● **TRY IT**: Whenever a line of the material contains the string "JSON", it should be copied.

● **SUPPLIED INFORMATION**:
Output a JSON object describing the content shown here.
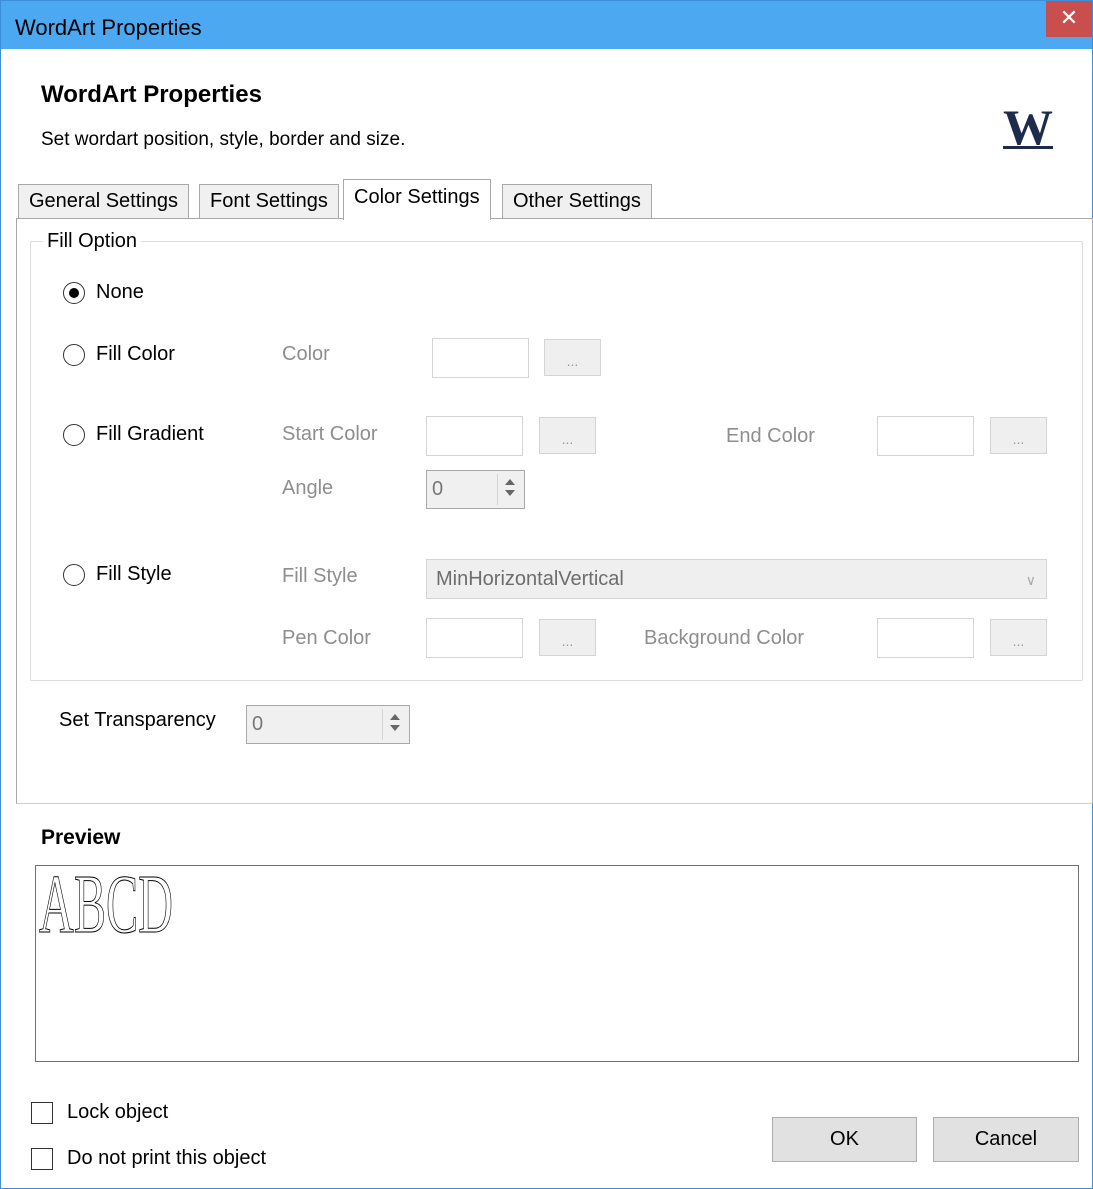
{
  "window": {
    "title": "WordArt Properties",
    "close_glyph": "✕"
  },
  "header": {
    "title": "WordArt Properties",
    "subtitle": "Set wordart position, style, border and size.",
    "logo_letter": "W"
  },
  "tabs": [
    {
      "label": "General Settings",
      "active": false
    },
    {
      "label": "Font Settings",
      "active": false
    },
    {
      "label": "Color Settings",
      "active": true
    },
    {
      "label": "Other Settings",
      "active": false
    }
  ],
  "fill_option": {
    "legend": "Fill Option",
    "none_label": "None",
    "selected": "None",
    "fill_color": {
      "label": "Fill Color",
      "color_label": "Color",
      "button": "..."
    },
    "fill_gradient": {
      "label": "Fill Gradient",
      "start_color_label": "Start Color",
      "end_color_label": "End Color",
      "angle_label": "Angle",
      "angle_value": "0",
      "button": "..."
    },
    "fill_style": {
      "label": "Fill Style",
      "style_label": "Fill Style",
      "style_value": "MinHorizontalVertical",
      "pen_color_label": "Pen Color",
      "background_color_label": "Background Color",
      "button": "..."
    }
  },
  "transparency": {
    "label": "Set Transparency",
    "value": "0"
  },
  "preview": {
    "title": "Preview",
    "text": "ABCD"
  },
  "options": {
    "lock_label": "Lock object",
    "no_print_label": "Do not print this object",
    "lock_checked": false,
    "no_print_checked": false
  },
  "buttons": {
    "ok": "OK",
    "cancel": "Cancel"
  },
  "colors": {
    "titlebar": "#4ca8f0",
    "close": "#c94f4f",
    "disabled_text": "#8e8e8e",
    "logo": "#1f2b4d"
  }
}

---

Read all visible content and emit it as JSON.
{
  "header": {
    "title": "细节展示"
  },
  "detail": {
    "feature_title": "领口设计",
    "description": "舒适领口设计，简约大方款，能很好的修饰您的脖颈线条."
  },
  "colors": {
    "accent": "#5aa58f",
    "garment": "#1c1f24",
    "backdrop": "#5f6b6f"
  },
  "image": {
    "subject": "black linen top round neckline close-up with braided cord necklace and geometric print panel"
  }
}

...

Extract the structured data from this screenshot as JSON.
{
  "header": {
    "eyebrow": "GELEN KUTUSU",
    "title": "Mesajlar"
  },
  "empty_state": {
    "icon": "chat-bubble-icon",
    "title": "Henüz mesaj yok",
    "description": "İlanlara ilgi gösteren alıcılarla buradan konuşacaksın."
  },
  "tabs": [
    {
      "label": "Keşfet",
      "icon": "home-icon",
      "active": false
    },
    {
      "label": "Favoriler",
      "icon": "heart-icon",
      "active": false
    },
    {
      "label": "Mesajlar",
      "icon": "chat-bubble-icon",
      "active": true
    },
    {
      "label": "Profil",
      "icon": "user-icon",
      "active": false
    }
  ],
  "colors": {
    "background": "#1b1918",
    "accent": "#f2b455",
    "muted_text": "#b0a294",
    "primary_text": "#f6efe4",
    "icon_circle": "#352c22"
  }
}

● **REPLY TO THE EXERCISE**:
Output a JSON object describing the content shown here.
Read all visible content and emit it as JSON.
Extract the structured data from this screenshot as JSON.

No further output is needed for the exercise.